After seeing the famous Last Poets perform at Lincoln University and asking one of the members if he could start a group like them, he began recording in 1970. His most well-known piece, “The Revolution Will Not Be Televised.” was written in 1968 (was he was 19) as a spoken word poem, and released in 1970 on a small label. By 23, Gil Scott-Heron had written two novels, recorded three albums, and released a book of poems, earning him a substantial following.
His music was considered by many to be a form of “proto-rap,” influencing many who would go on to make hip-hop and rap music into a worldwide medium of social expression.
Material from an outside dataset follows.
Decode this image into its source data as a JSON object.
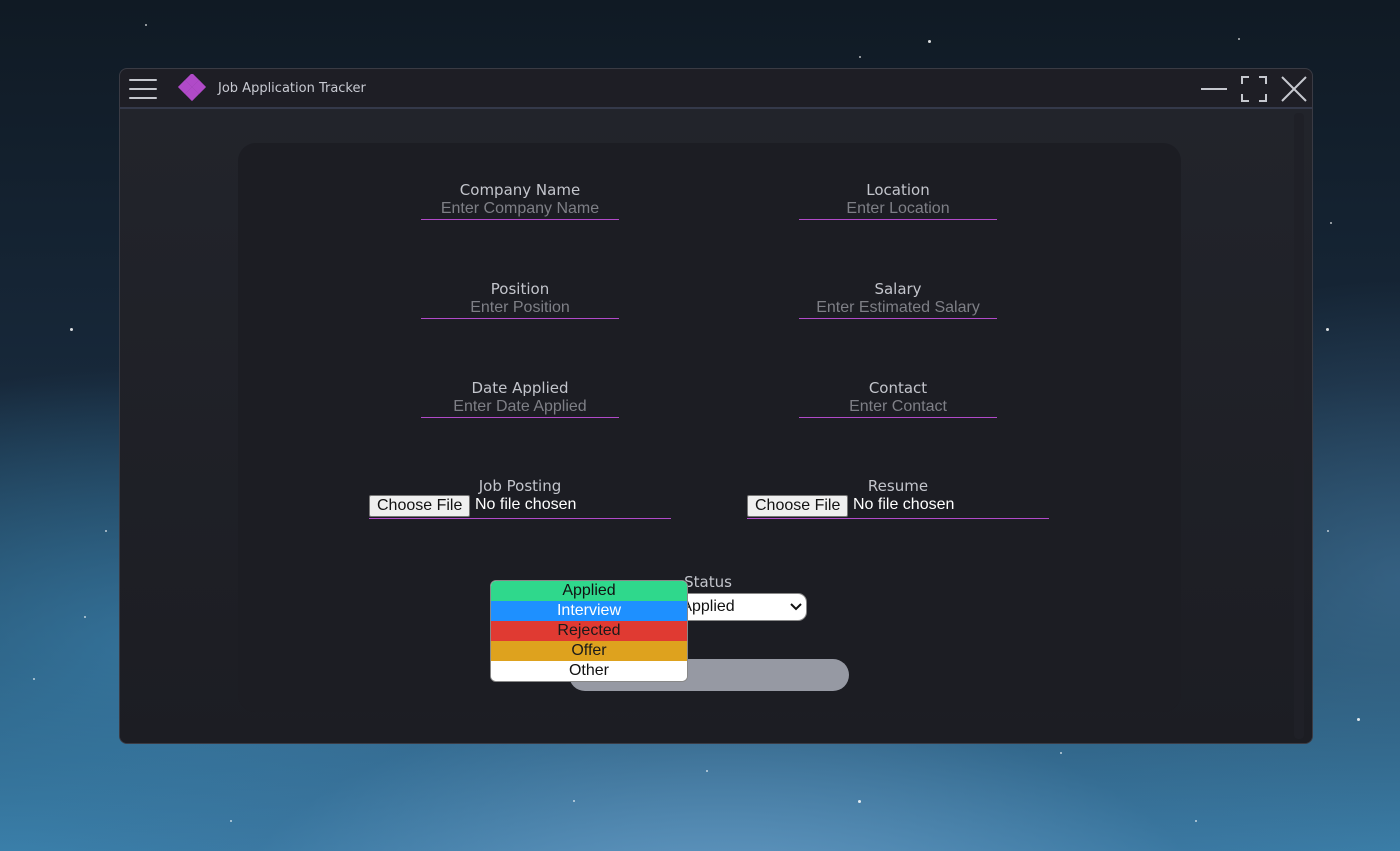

Scott-Heron’s music was imbued with social consciousness and oozed revolution, providing a perfect soundtrack for the tumultuous years of the early 1970s. Listening to songs such as “The King Alfred Plan,” which covers the belief that the United States federal government was preparing to throw the entire African-American nation into concentration camps, 1940s and 1890s style; and “Billy Green is Dead,” which details the impact of heroin on the black community; one gets a sense of the times that he wrote, recorded, and lived in.
Gil Scott-Heron died on May 27, 2011, but his work remains as a testament to a revolutionary era in the history of the African-American people.